The dollar held near a two-week high against its major rivals on Monday ahead of a crucial U.S. Federal Reserve meeting that many expect will lay the groundwork for an interest rate cut to bolster the world's largest economy. While strong U.S. retail sales on Friday reduced the already-low chance of an easing this week and lifted the dollar, investors are betting Fed Chairman Jerome Powell would leave the door open to future rate cuts in light of increasing economic strains. "As long as Powell does not rule out near term rate cuts, the dollar will be top heavy after the Fed meeting," said Masafumi Yamamoto, chief currency strategist at Mizuho Securities.
A man confronted his ex-girlfriend and her current boyfriend in the parking lot of a Costco in Chula Vista, shot them both, and then killed himself with the same gun, police said Monday.
Meanwhile, Chinese state media is pushing a narrative blaming the protest movement on U.S. interference. On Weibo, China's Twitter-like social media platform, posts voicing support for Hong Kong protesters have been removed since the demonstrations kicked off last weekend -- leaving mostly Chinese media editorials on hostile foreign players trying to meddle in Chinese affairs. While WeChat users outside the mainland could share photos and comments about the protests on the popular messaging app, their contacts within the Firewall of China generally failed to see the posts.
US seeds and pesticides maker Monsanto kept lists of around 600 key pro- and anti-pesticides figures in Germany and France alone, its German parent company Bayer said Monday amid a widening probe. Bayer has admitted the lists covered politicians, journalists and others across seven European countries and in Brussels. "Update on Monsanto stakeholder lists: until the end of last week, the firm hired by Bayer contacted all the people on the German and French lists," Bayer's press department tweeted.
Two explosions detonated to crush rocks in northeast China caused a small earthquake near the North Korean border on Monday, local authorities said. The 1.3-magnitude quake with a zero-metre depth occurred at 19:38 pm (1138 GMT) in Hunchun city in northeastern Jilin province, according to the China Earthquake Networks Center. The explosions were set off by Jilin Longye Blasting Company due to the "manufacturing needs" of the rock-crushing facility, said the Hunchun city government through its official Twitter-like Weibo.

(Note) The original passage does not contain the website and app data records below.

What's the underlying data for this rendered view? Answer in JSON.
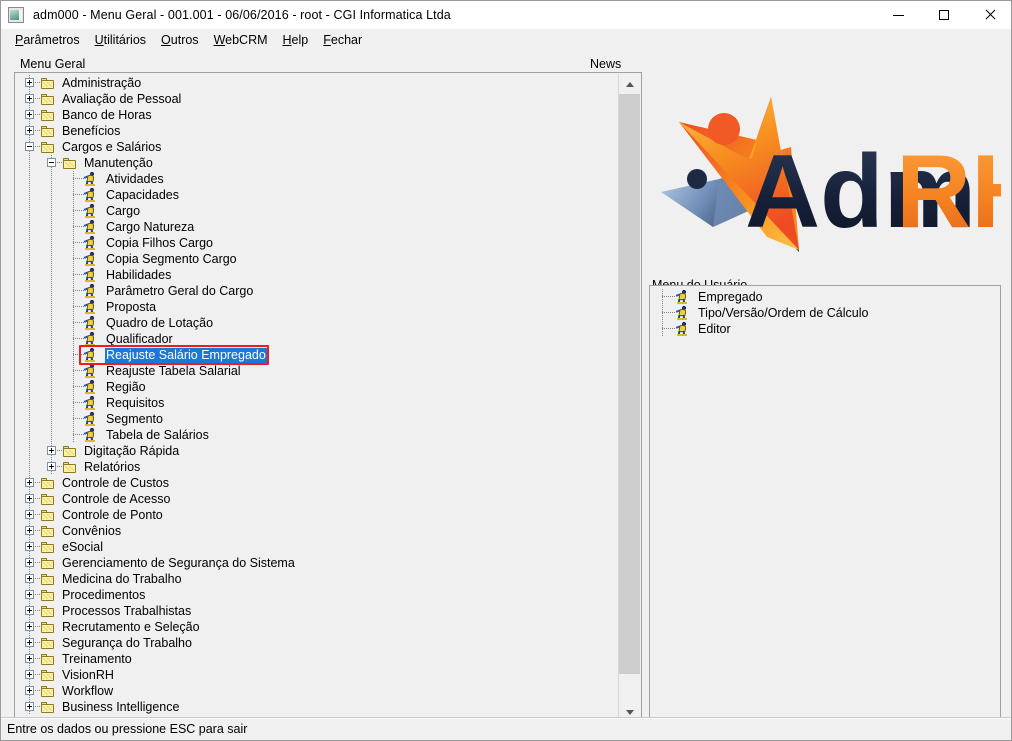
{
  "window": {
    "title": "adm000 - Menu Geral - 001.001 - 06/06/2016 - root - CGI Informatica Ltda",
    "icon": "application-icon",
    "minimize_label": "—",
    "maximize_label": "□",
    "close_label": "✕"
  },
  "menubar": {
    "items": [
      {
        "label": "Parâmetros",
        "accel": "P"
      },
      {
        "label": "Utilitários",
        "accel": "U"
      },
      {
        "label": "Outros",
        "accel": "O"
      },
      {
        "label": "WebCRM",
        "accel": "W"
      },
      {
        "label": "Help",
        "accel": "H"
      },
      {
        "label": "Fechar",
        "accel": "F"
      }
    ]
  },
  "labels": {
    "menu_geral": "Menu Geral",
    "news": "News",
    "menu_usuario": "Menu do Usuário"
  },
  "tree": {
    "selected_item": "Reajuste Salário Empregado",
    "selection_highlight_color": "#ee1c1c",
    "selection_background_color": "#1b78d6",
    "nodes": [
      {
        "label": "Administração",
        "level": 0,
        "type": "folder",
        "state": "collapsed"
      },
      {
        "label": "Avaliação de Pessoal",
        "level": 0,
        "type": "folder",
        "state": "collapsed"
      },
      {
        "label": "Banco de Horas",
        "level": 0,
        "type": "folder",
        "state": "collapsed"
      },
      {
        "label": "Benefícios",
        "level": 0,
        "type": "folder",
        "state": "collapsed"
      },
      {
        "label": "Cargos e Salários",
        "level": 0,
        "type": "folder",
        "state": "expanded"
      },
      {
        "label": "Manutenção",
        "level": 1,
        "type": "folder",
        "state": "expanded"
      },
      {
        "label": "Atividades",
        "level": 2,
        "type": "leaf"
      },
      {
        "label": "Capacidades",
        "level": 2,
        "type": "leaf"
      },
      {
        "label": "Cargo",
        "level": 2,
        "type": "leaf"
      },
      {
        "label": "Cargo Natureza",
        "level": 2,
        "type": "leaf"
      },
      {
        "label": "Copia Filhos Cargo",
        "level": 2,
        "type": "leaf"
      },
      {
        "label": "Copia Segmento Cargo",
        "level": 2,
        "type": "leaf"
      },
      {
        "label": "Habilidades",
        "level": 2,
        "type": "leaf"
      },
      {
        "label": "Parâmetro Geral do Cargo",
        "level": 2,
        "type": "leaf"
      },
      {
        "label": "Proposta",
        "level": 2,
        "type": "leaf"
      },
      {
        "label": "Quadro de Lotação",
        "level": 2,
        "type": "leaf"
      },
      {
        "label": "Qualificador",
        "level": 2,
        "type": "leaf"
      },
      {
        "label": "Reajuste Salário Empregado",
        "level": 2,
        "type": "leaf",
        "selected": true
      },
      {
        "label": "Reajuste Tabela Salarial",
        "level": 2,
        "type": "leaf"
      },
      {
        "label": "Região",
        "level": 2,
        "type": "leaf"
      },
      {
        "label": "Requisitos",
        "level": 2,
        "type": "leaf"
      },
      {
        "label": "Segmento",
        "level": 2,
        "type": "leaf"
      },
      {
        "label": "Tabela de Salários",
        "level": 2,
        "type": "leaf"
      },
      {
        "label": "Digitação Rápida",
        "level": 1,
        "type": "folder",
        "state": "collapsed"
      },
      {
        "label": "Relatórios",
        "level": 1,
        "type": "folder",
        "state": "collapsed"
      },
      {
        "label": "Controle de Custos",
        "level": 0,
        "type": "folder",
        "state": "collapsed"
      },
      {
        "label": "Controle de Acesso",
        "level": 0,
        "type": "folder",
        "state": "collapsed"
      },
      {
        "label": "Controle de Ponto",
        "level": 0,
        "type": "folder",
        "state": "collapsed"
      },
      {
        "label": "Convênios",
        "level": 0,
        "type": "folder",
        "state": "collapsed"
      },
      {
        "label": "eSocial",
        "level": 0,
        "type": "folder",
        "state": "collapsed"
      },
      {
        "label": "Gerenciamento de Segurança do Sistema",
        "level": 0,
        "type": "folder",
        "state": "collapsed"
      },
      {
        "label": "Medicina do Trabalho",
        "level": 0,
        "type": "folder",
        "state": "collapsed"
      },
      {
        "label": "Procedimentos",
        "level": 0,
        "type": "folder",
        "state": "collapsed"
      },
      {
        "label": "Processos Trabalhistas",
        "level": 0,
        "type": "folder",
        "state": "collapsed"
      },
      {
        "label": "Recrutamento e Seleção",
        "level": 0,
        "type": "folder",
        "state": "collapsed"
      },
      {
        "label": "Segurança do Trabalho",
        "level": 0,
        "type": "folder",
        "state": "collapsed"
      },
      {
        "label": "Treinamento",
        "level": 0,
        "type": "folder",
        "state": "collapsed"
      },
      {
        "label": "VisionRH",
        "level": 0,
        "type": "folder",
        "state": "collapsed"
      },
      {
        "label": "Workflow",
        "level": 0,
        "type": "folder",
        "state": "collapsed"
      },
      {
        "label": "Business Intelligence",
        "level": 0,
        "type": "folder",
        "state": "collapsed"
      }
    ]
  },
  "user_menu": {
    "items": [
      {
        "label": "Empregado"
      },
      {
        "label": "Tipo/Versão/Ordem de Cálculo"
      },
      {
        "label": "Editor"
      }
    ]
  },
  "logo": {
    "text_primary": "Adm",
    "text_secondary": "RH",
    "colors": {
      "orange_light": "#fcb040",
      "orange": "#f47c20",
      "orange_deep": "#ef4b23",
      "navy": "#1d2a44",
      "blue_steel": "#4a6896",
      "blue_light": "#8fa9cd",
      "rh_orange": "#f58220"
    }
  },
  "statusbar": {
    "text": "Entre os dados ou pressione ESC para sair"
  },
  "scrollbar": {
    "up_arrow": "scroll-up-arrow",
    "down_arrow": "scroll-down-arrow"
  }
}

Back by popular demand, the enticing new GT4 is now the only Cayman with a flat-six. From Car and Driver